Sainsbury’s suggests shared value needs to be ‘science-led’
Creating shared value (CSV) relies heavily on not just knowledge sharing, but applying the right science and technology to make it happen, a Sainsbury's board director has asserted.
CSV, a business concept which interlinks a company’s competitiveness with the health of the communities around it, is a core philosophy that the retailer has adopted as part of its 20×20 sustainability plan. It effectively underpins some of the plan’s targeted objectives around sustainable sourcing and supply chain transparency.
Sainsbury’s group commercial director Mike Coupe was reflecting on a stakeholder event held towards the end of last year, whereby supply chain partners came together to help inform the next steps of the company’s 20×20 strategy.
Part of this included ‘breakout sessions’ to discuss CSV, one of which centred around sourcing with integrity which Coupe chaired.
Writing in his blog for Sainsbury’s, Coupe reflected:”There was plenty to talk about, as you might expect as this integral value directly stems across seven of the stretching targets – spanning from our commitment to double our sales of British food, to fish being independently certified sustainable – all by 2020.”
Coupe said that he firmly believed the 20×20 targets would only be met by working together with the relevant stakeholders to unlock and create new value opportunities across the supply chain.
“I don’t think it’s in our interest to simply get on stage and reel off our achievements, it’s a discussion,” he noted.
“Our job as a retailer is to work with all parts of our supply chain to create sustainable models that allows us to manage the so called ‘triple bottom line’.
“Therefore we need to work with our farming communities to identify sources of value and work out through a combination of knowledge sharing, and the application of science and technology how to do it.”

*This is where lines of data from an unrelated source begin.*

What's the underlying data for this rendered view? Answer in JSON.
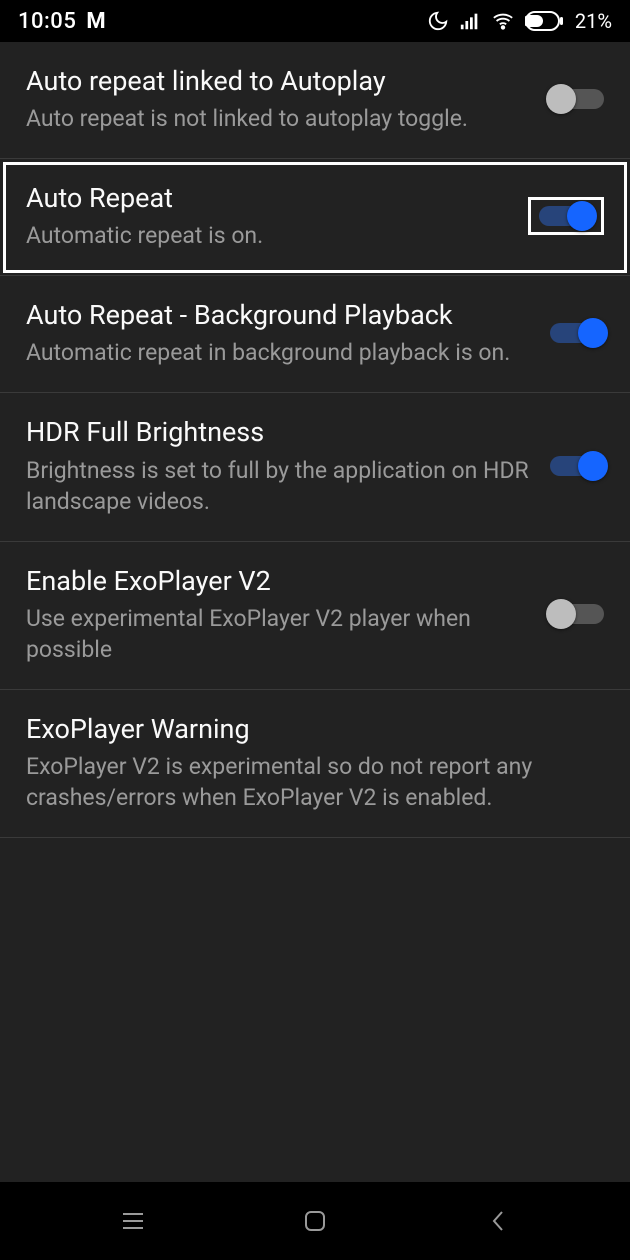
{
  "status": {
    "time": "10:05",
    "carrier_icon": "M",
    "battery_pct": "21%"
  },
  "rows": [
    {
      "title": "Auto repeat linked to Autoplay",
      "sub": "Auto repeat is not linked to autoplay toggle.",
      "toggle": "off",
      "highlight": false
    },
    {
      "title": "Auto Repeat",
      "sub": "Automatic repeat is on.",
      "toggle": "on",
      "highlight": true
    },
    {
      "title": "Auto Repeat - Background Playback",
      "sub": "Automatic repeat in background playback is on.",
      "toggle": "on",
      "highlight": false
    },
    {
      "title": "HDR Full Brightness",
      "sub": "Brightness is set to full by the application on HDR landscape videos.",
      "toggle": "on",
      "highlight": false
    },
    {
      "title": "Enable ExoPlayer V2",
      "sub": "Use experimental ExoPlayer V2 player when possible",
      "toggle": "off",
      "highlight": false
    },
    {
      "title": "ExoPlayer Warning",
      "sub": "ExoPlayer V2 is experimental so do not report any crashes/errors when ExoPlayer V2 is enabled.",
      "toggle": null,
      "highlight": false
    }
  ]
}
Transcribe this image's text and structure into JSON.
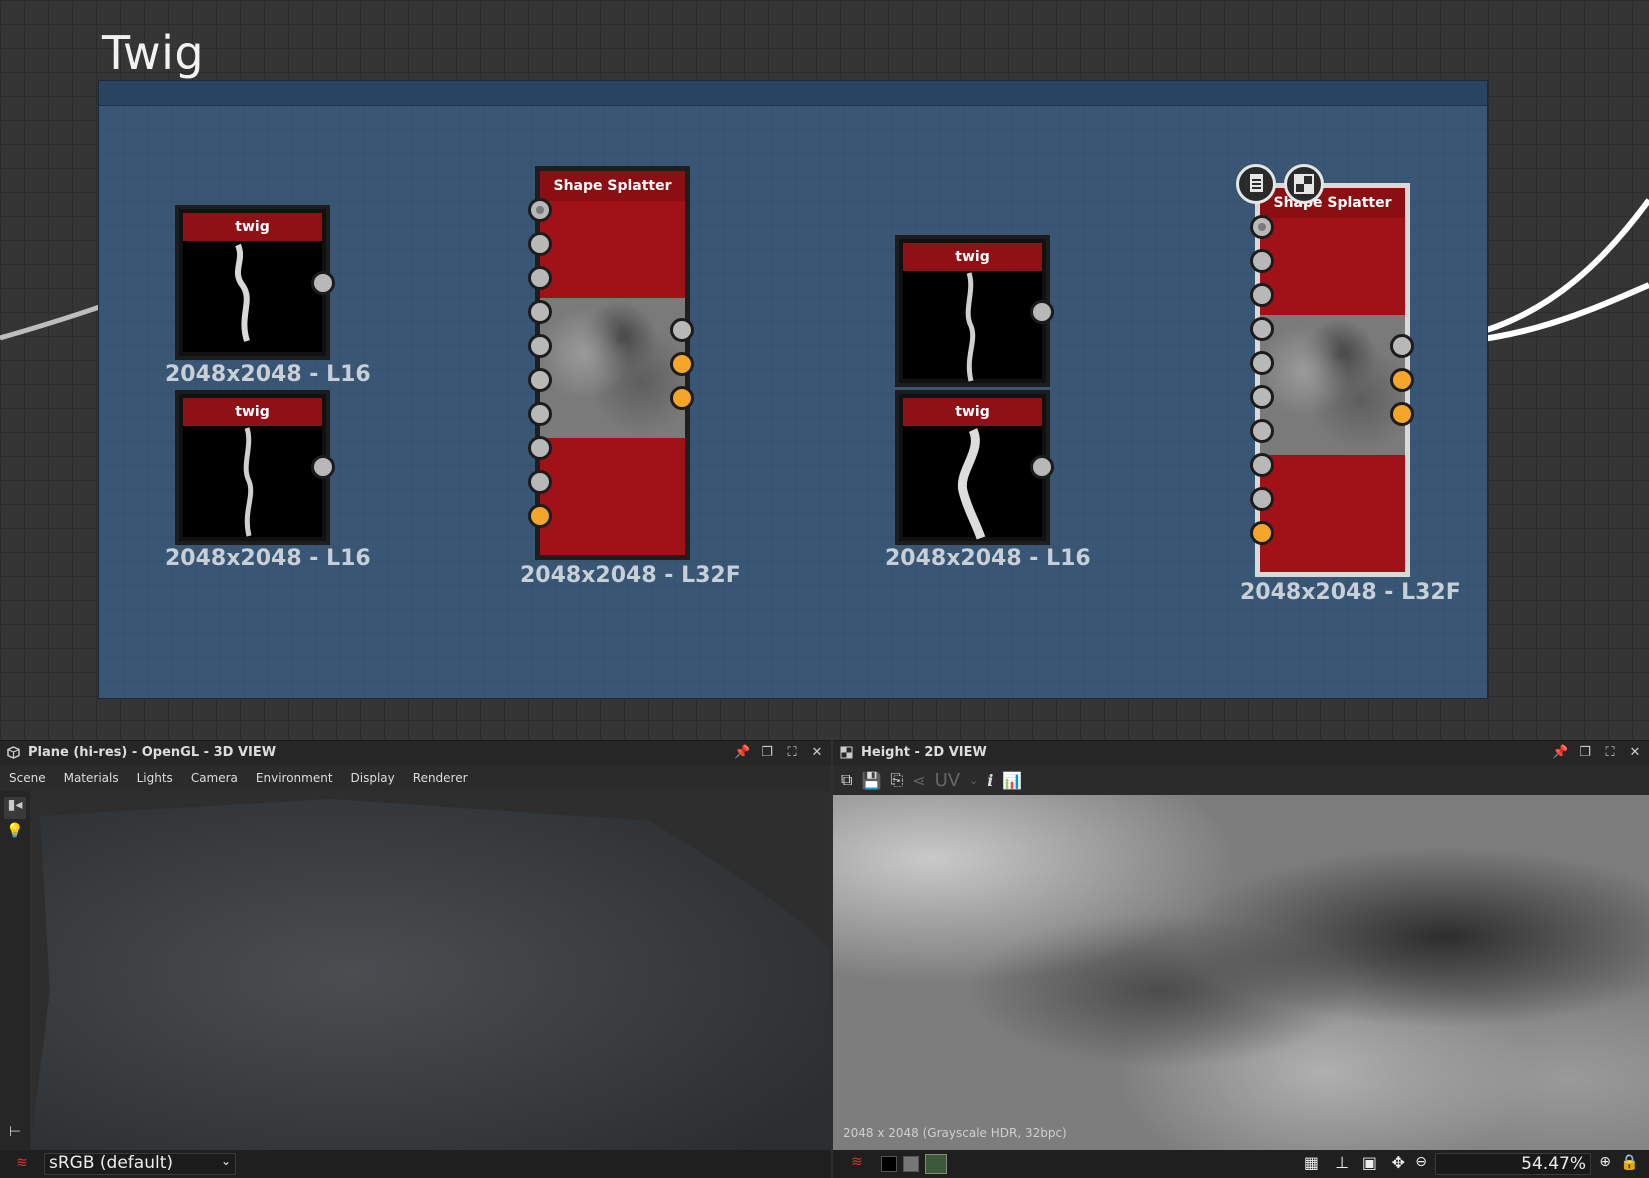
{
  "graph": {
    "frame_title": "Twig",
    "nodes": {
      "twig_a": {
        "title": "twig",
        "size": "2048x2048 - L16"
      },
      "twig_b": {
        "title": "twig",
        "size": "2048x2048 - L16"
      },
      "splatter_a": {
        "title": "Shape Splatter",
        "size": "2048x2048 - L32F"
      },
      "twig_c": {
        "title": "twig",
        "size": "2048x2048 - L16"
      },
      "twig_d": {
        "title": "twig",
        "size": "2048x2048 - L16"
      },
      "splatter_b": {
        "title": "Shape Splatter",
        "size": "2048x2048 - L32F"
      }
    },
    "node_icons": [
      "document-icon",
      "checker-icon"
    ]
  },
  "view3d": {
    "title": "Plane (hi-res) - OpenGL - 3D VIEW",
    "menu": [
      "Scene",
      "Materials",
      "Lights",
      "Camera",
      "Environment",
      "Display",
      "Renderer"
    ],
    "colorspace": "sRGB (default)"
  },
  "view2d": {
    "title": "Height - 2D VIEW",
    "uv_label": "UV",
    "info_label": "i",
    "image_info": "2048 x 2048 (Grayscale HDR, 32bpc)",
    "zoom": "54.47%"
  },
  "colors": {
    "frame": "#3a5675",
    "node_header": "#8f1015",
    "port_orange": "#f4a62a"
  }
}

Coupe referred to a new sustainability standard and scorecard that Sainsbury’s would be developing to help it source key raw materials sustainably and share such knowledge across different industries.
He said this would be instrumental in tackling the issue of “value leakage” – where knowledge is lost due to disconnects along the supply chain.
“What commonalities are there for a pig farmer and an apple grower?” Coupe questioned. “As a starting point – business planning, it’s something they all have to do, but often struggle to share experiences.”